• [The data]:
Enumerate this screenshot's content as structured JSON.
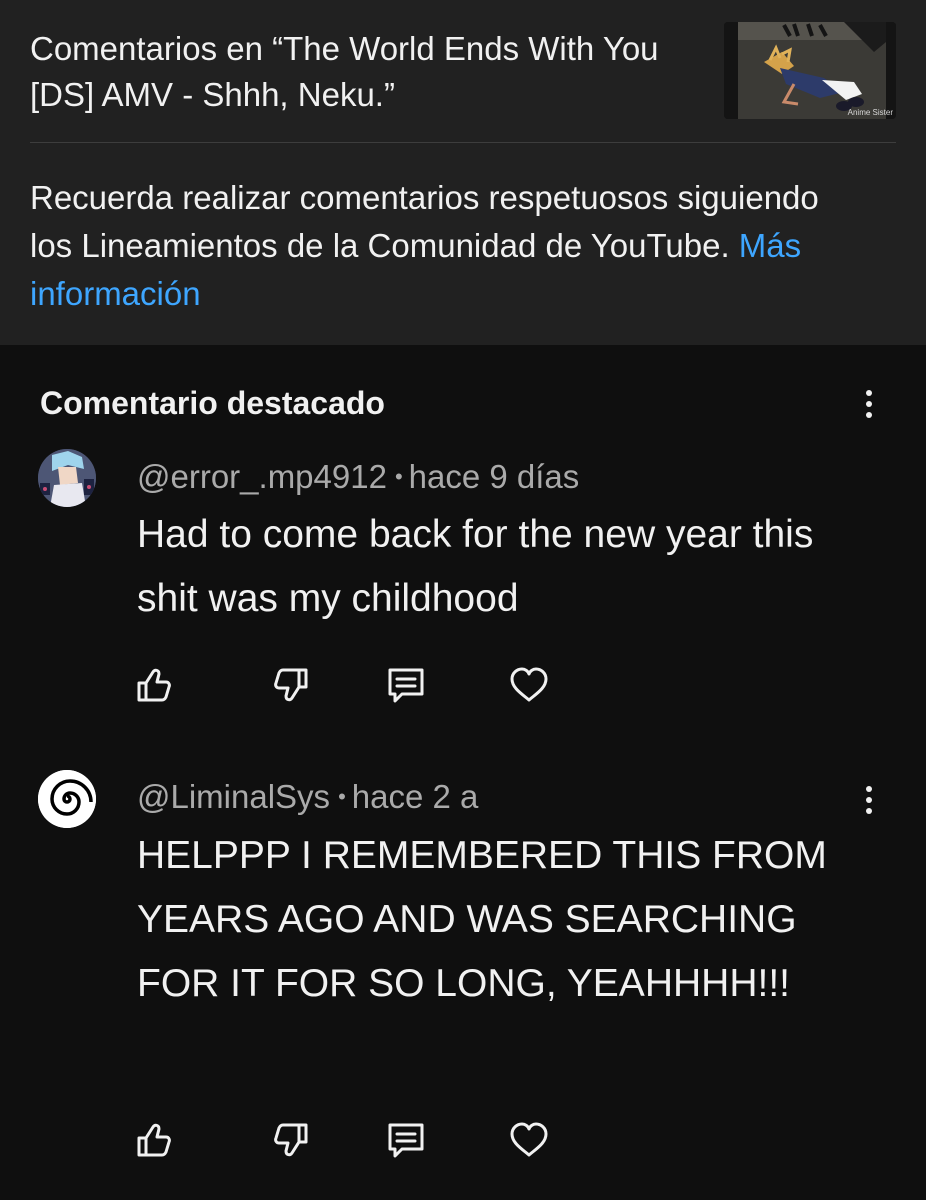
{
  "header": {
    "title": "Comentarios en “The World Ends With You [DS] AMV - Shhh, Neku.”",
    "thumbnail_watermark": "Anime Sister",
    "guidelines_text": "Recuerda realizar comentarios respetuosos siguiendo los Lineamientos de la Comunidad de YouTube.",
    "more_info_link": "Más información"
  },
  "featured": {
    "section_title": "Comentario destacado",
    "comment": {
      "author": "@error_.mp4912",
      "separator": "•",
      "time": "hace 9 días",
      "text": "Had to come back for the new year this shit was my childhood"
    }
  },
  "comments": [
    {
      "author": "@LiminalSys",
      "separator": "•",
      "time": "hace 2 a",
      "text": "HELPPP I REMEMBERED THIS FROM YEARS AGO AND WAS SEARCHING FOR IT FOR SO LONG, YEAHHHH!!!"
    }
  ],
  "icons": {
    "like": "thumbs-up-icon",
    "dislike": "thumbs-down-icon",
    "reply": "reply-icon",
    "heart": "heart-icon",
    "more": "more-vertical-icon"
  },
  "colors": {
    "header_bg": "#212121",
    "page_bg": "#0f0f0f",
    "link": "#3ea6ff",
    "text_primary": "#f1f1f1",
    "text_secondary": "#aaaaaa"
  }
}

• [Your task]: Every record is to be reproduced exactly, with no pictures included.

• [Answer section]:
Enumerate this screenshot's content as structured JSON.
{
  "header": {
    "title": "Comentarios en “The World Ends With You [DS] AMV - Shhh, Neku.”",
    "thumbnail_watermark": "Anime Sister",
    "guidelines_text": "Recuerda realizar comentarios respetuosos siguiendo los Lineamientos de la Comunidad de YouTube.",
    "more_info_link": "Más información"
  },
  "featured": {
    "section_title": "Comentario destacado",
    "comment": {
      "author": "@error_.mp4912",
      "separator": "•",
      "time": "hace 9 días",
      "text": "Had to come back for the new year this shit was my childhood"
    }
  },
  "comments": [
    {
      "author": "@LiminalSys",
      "separator": "•",
      "time": "hace 2 a",
      "text": "HELPPP I REMEMBERED THIS FROM YEARS AGO AND WAS SEARCHING FOR IT FOR SO LONG, YEAHHHH!!!"
    }
  ],
  "icons": {
    "like": "thumbs-up-icon",
    "dislike": "thumbs-down-icon",
    "reply": "reply-icon",
    "heart": "heart-icon",
    "more": "more-vertical-icon"
  },
  "colors": {
    "header_bg": "#212121",
    "page_bg": "#0f0f0f",
    "link": "#3ea6ff",
    "text_primary": "#f1f1f1",
    "text_secondary": "#aaaaaa"
  }
}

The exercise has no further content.